– You get very wrapped up in drama with family or friends. You either love them but they still drive you crazy, or you hate them and you still can’t get away from it.
– You often feel like you’re the one who is doing and giving everything. But when you try to set boundaries, you feel guilty.
– You prioritize other people’s needs above your own until you’re so drained, you end up in tears.
– You let other people’s opinions affect you a lot, whether it’s strangers, acquaintances, close friends, people you actually dislike, or family members. Even some objectively small thing not meant to be a put-down can make you feel dejected.
– You don’t want to burden others or seem selfish, but sometimes feel resentful when, as a result, others see you as low-maintenance or not very demanding.
– You become attached to people (romantic or otherwise) to the point that you become extremely vulnerable.
– Other people’s sorrows (including strangers and animals) affect you. A lot.
– You sometimes think you “care too much” for your own good.
If you said yes to these, it’s time to create nice strong emotional boundaries! Here are some reminders next time you feel attacked by external forces.
1. Your feelings are as valuable and valid as anyone else’s: It’s easy for super-empathetic people to think, “well, I know Jill would feel bad if I said no, so I’ll do it even though I really don’t want to.” While this might seem like a “nobler” path, it puts Jill’s feelings above your own. An important question to ask in this situation: Would Jill ever put *your* feelings above her own? If the answer is No, then why are you valuing her emotions rather than taking care of your own?
2. Draw the line: With drama- and headache-inducing people in your life, be firm about what your boundaries are. Say your parents are going through a difficult time and your mom calls you every night to unload–for an hour. You could say, “Mom, I know you need me right now and I do want to help. But these conversations are going around in circles, and even though I’m older now, *I* need *you* too. Is there anyway we can put off this particular discussion until I see you in person?” Sometimes you do need to remind people that you have your own needs, no matter what is going on in their lives.
3. Carve out a sacred personal space: Boundaries can come in different forms: time (your “me time”), place (your own room, corner, desk), or activity (no one is allowed to interrupt when you’re writing or on the mat!). This is your place to feel for yourself. When within this “space,” refuse to get sucked into feeling bad because of other people. If you really focus on finding your true feelings without any external influence, you will be surprised by the sense of freedom.
4. Be pragmatic about your empathy: Empathy has power to do great things. Having said that, you are not responsible for everything and everyone’s happiness. It’s overwhelming, and also doesn’t really accomplish anything. So instead of crying uncontrollably while on Petfinder.com for hours at a time (uh, guilty), put your empathy to good use by becoming vegan, adopting or fostering an animal, etc. Focus on doing good where you can affect change.

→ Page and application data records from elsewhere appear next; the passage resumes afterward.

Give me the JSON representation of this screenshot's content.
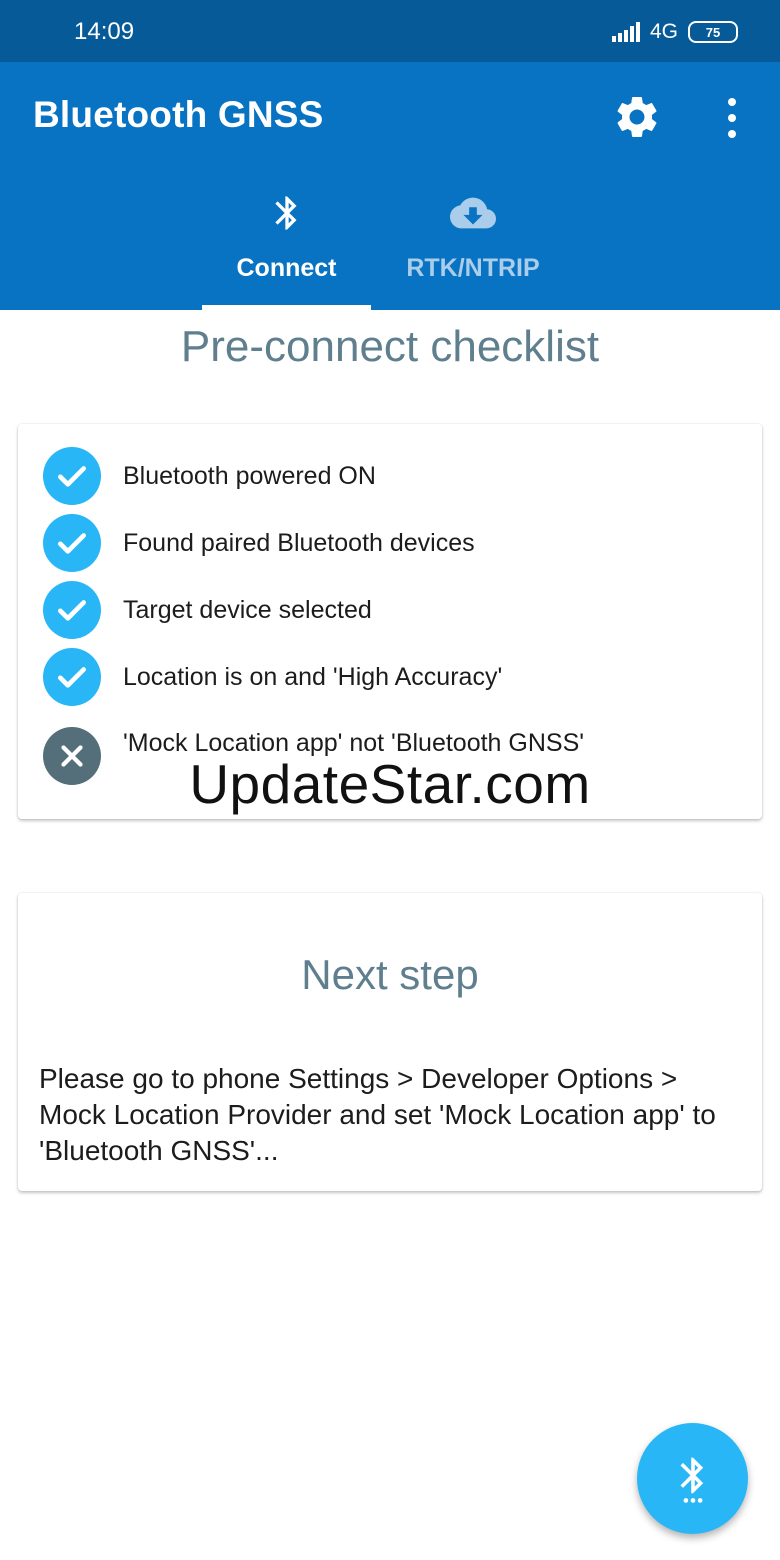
{
  "status_bar": {
    "time": "14:09",
    "network": "4G",
    "battery": "75"
  },
  "app_bar": {
    "title": "Bluetooth GNSS",
    "settings_icon": "gear-icon",
    "more_icon": "more-vert-icon"
  },
  "tabs": [
    {
      "label": "Connect",
      "icon": "bluetooth-icon",
      "selected": true
    },
    {
      "label": "RTK/NTRIP",
      "icon": "cloud-download-icon",
      "selected": false
    }
  ],
  "checklist": {
    "title": "Pre-connect checklist",
    "items": [
      {
        "label": "Bluetooth powered ON",
        "status": "ok"
      },
      {
        "label": "Found paired Bluetooth devices",
        "status": "ok"
      },
      {
        "label": "Target device selected",
        "status": "ok"
      },
      {
        "label": "Location is on and 'High Accuracy'",
        "status": "ok"
      },
      {
        "label": "'Mock Location app' not 'Bluetooth GNSS'",
        "status": "fail"
      }
    ]
  },
  "watermark": "UpdateStar.com",
  "next_step": {
    "title": "Next step",
    "body": "Please go to phone Settings > Developer Options > Mock Location Provider and set 'Mock Location app' to 'Bluetooth GNSS'..."
  },
  "fab": {
    "icon": "bluetooth-searching-icon"
  },
  "colors": {
    "status_bar": "#055a97",
    "app_bar": "#0873c2",
    "accent": "#29b6f6",
    "fail": "#546e7a",
    "heading": "#5f7f8f"
  }
}
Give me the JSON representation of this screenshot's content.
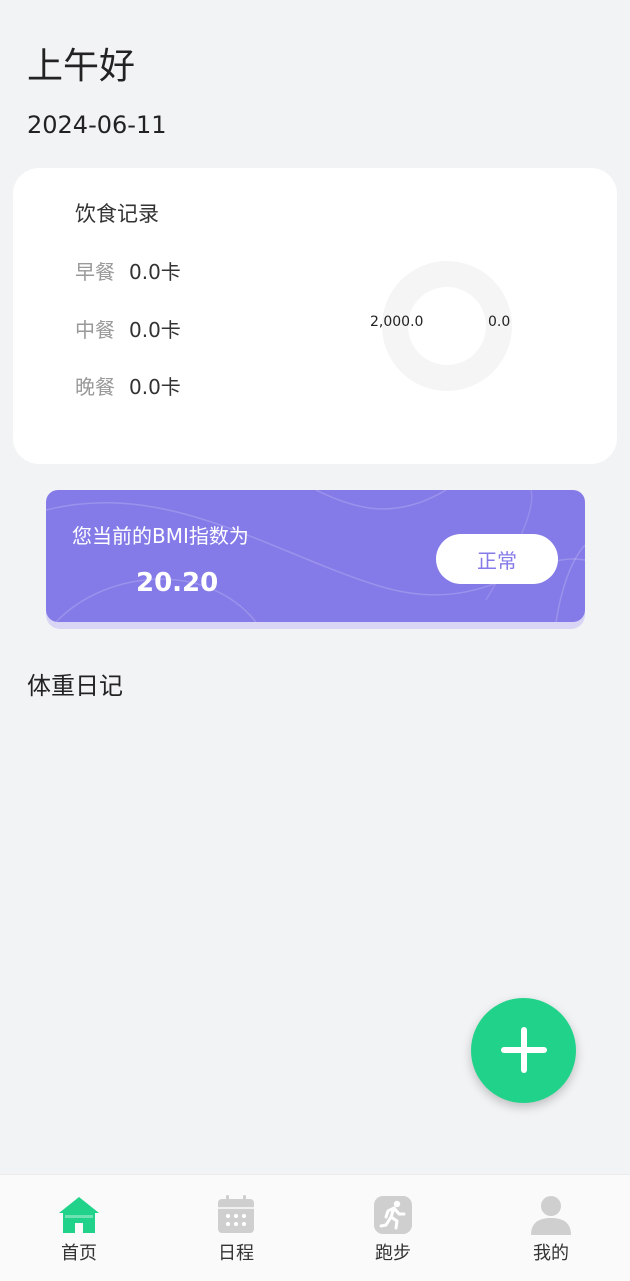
{
  "header": {
    "greeting": "上午好",
    "date": "2024-06-11"
  },
  "diet": {
    "title": "饮食记录",
    "meals": [
      {
        "label": "早餐",
        "value": "0.0卡"
      },
      {
        "label": "中餐",
        "value": "0.0卡"
      },
      {
        "label": "晚餐",
        "value": "0.0卡"
      }
    ],
    "ring_left": "2,000.0",
    "ring_right": "0.0",
    "ring_progress": 0
  },
  "bmi": {
    "label": "您当前的BMI指数为",
    "value": "20.20",
    "status": "正常"
  },
  "weight_diary": {
    "title": "体重日记"
  },
  "fab": {
    "icon": "plus-icon"
  },
  "tabbar": {
    "items": [
      {
        "label": "首页",
        "icon": "home-icon",
        "active": true
      },
      {
        "label": "日程",
        "icon": "calendar-icon",
        "active": false
      },
      {
        "label": "跑步",
        "icon": "running-icon",
        "active": false
      },
      {
        "label": "我的",
        "icon": "user-icon",
        "active": false
      }
    ]
  },
  "colors": {
    "accent": "#21d38a",
    "bmi_card": "#857be8",
    "background": "#f2f3f5",
    "inactive_icon": "#cfcfcf"
  }
}
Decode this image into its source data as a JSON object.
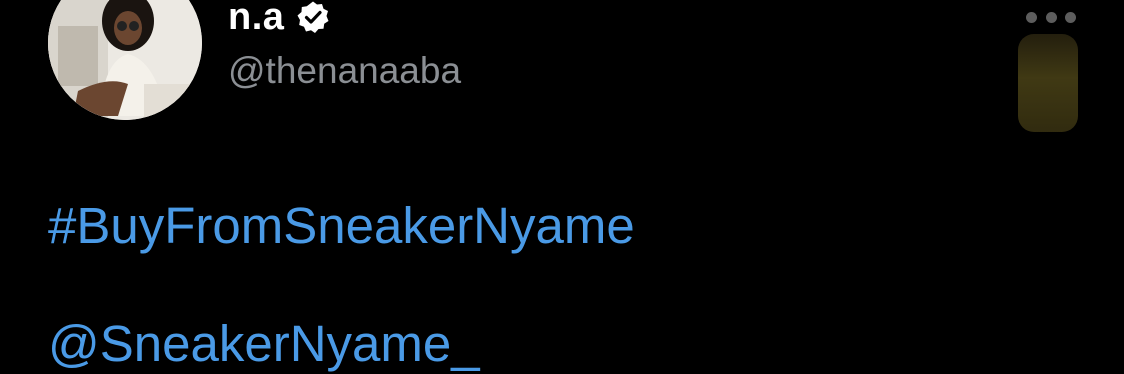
{
  "user": {
    "display_name": "n.a",
    "handle": "@thenanaaba",
    "verified": true,
    "avatar_icon": "profile-photo"
  },
  "tweet": {
    "hashtag": "#BuyFromSneakerNyame",
    "mention": "@SneakerNyame_"
  },
  "controls": {
    "more_icon": "ellipsis-horizontal-icon"
  },
  "colors": {
    "background": "#000000",
    "link": "#4a9ae6",
    "handle": "#8b8f94",
    "name": "#ffffff"
  }
}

Anyone else have any experience dealing with weak emotional boundaries? Or perhaps you have the opposite problem of holding back? Please share!
Related: Feeling Stuck? Try Giving Self Love
Photo: The Shopping Sherpa via flickr